Is it ever a good thing to keep a customer in the dark?

Personally I’d be very happy if they moved my iphone status to “delayed” with a new estimated delivery date. It’s the ‘not being kept informed’ bit that I find annoying. It’s costing me time and effort to call in and chase them, and it’s all wasted if no-one responds. Result: I grow increasingly dissatisfied with a service that is probably (and I am guessing here as I’ve not been able to speak to them) in a situation for which I am actually sympathetic.

I’ve spoken to others in similar situations recently, many of whom are waiting on christmas gifts and fearing the same. It’s that word “fearing”. Why would any service provider allow their customers to feel fearful about their purchases?
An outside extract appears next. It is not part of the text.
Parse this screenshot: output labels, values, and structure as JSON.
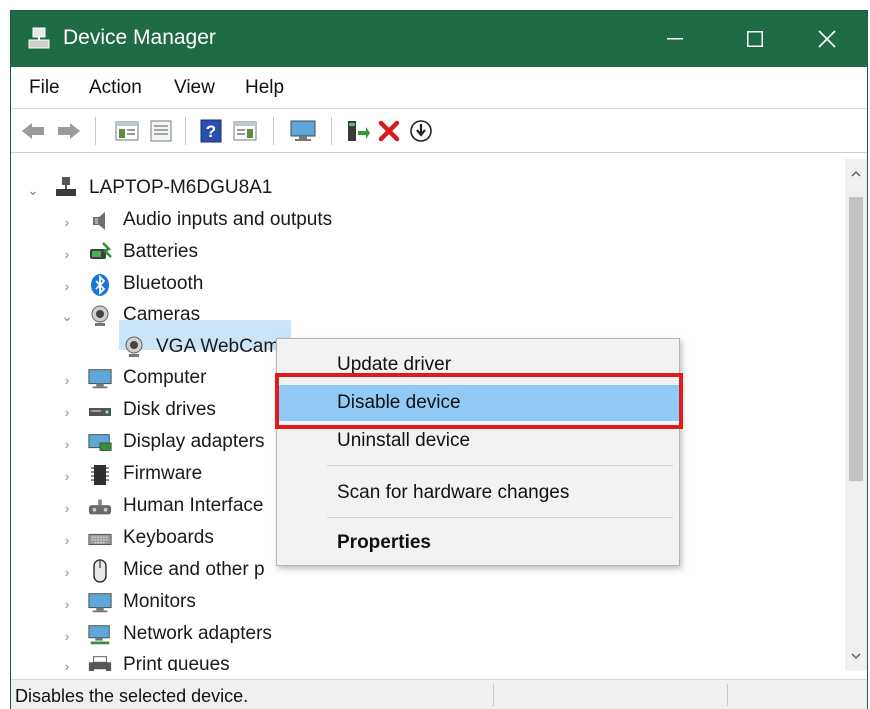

Surely it’s better to have them confident that a problem is being dealt with?

The truth that the service is experiencing delays is a negative, but a known negative is better than an unknown. It’s the same principle with queuing. People tend to be much happier to queue if they know why they’re queuing. I’ve read a study (still trying to retrieve it) that demonstrated how showing a queue of people video footage of the front end of that queue, helped them to stay patient. They knew what to expect.
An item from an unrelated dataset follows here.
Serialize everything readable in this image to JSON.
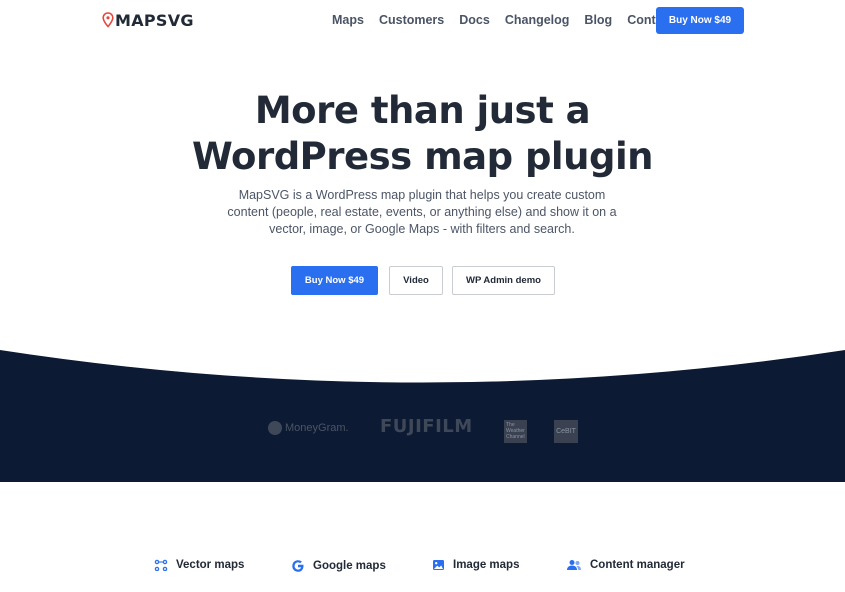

Ignorance is not a good thing in a service situation.

People don’t like not knowing. They like to be treated as adults. But I suspect many service providers in the current situation turn into fearful pessimists – they worry too much about the delay’s impact on branded commitments like 24 hour turnaround etc and opt to hide away from what they can see – growing numbers of increasingly angry customers.

My guess is the people repairing my iphone are in that difficult vicious circle where you hold off announcing problems to customers whilst you race to resolve them. But you run the risk of problems accumulating faster than you can resolve them, leading to ever more problems.

My vote – service providers need to think and act like optimists. Nip problems in the bud, be honest, admit to delays and demonstrate you’re taking steps to resolve it. Have faith in honesty. It’s probably the best brand value for long term customer retention.  Like I say to my son “if you do something bad, tell me. It’ll be better than me finding out another way.”

Have a great Christmas everyone. Hope all your gifts arrive safely!

UPDATE: Another example of this point – http://www.bbc.co.uk/news/uk-12033813 – when a service provider keeps people hanging on again and again whilst they faff about, leading to an outcome that is bad for the customer, and inevitably bad for the airline. Would be interested to know what airline this was, if anyone knows.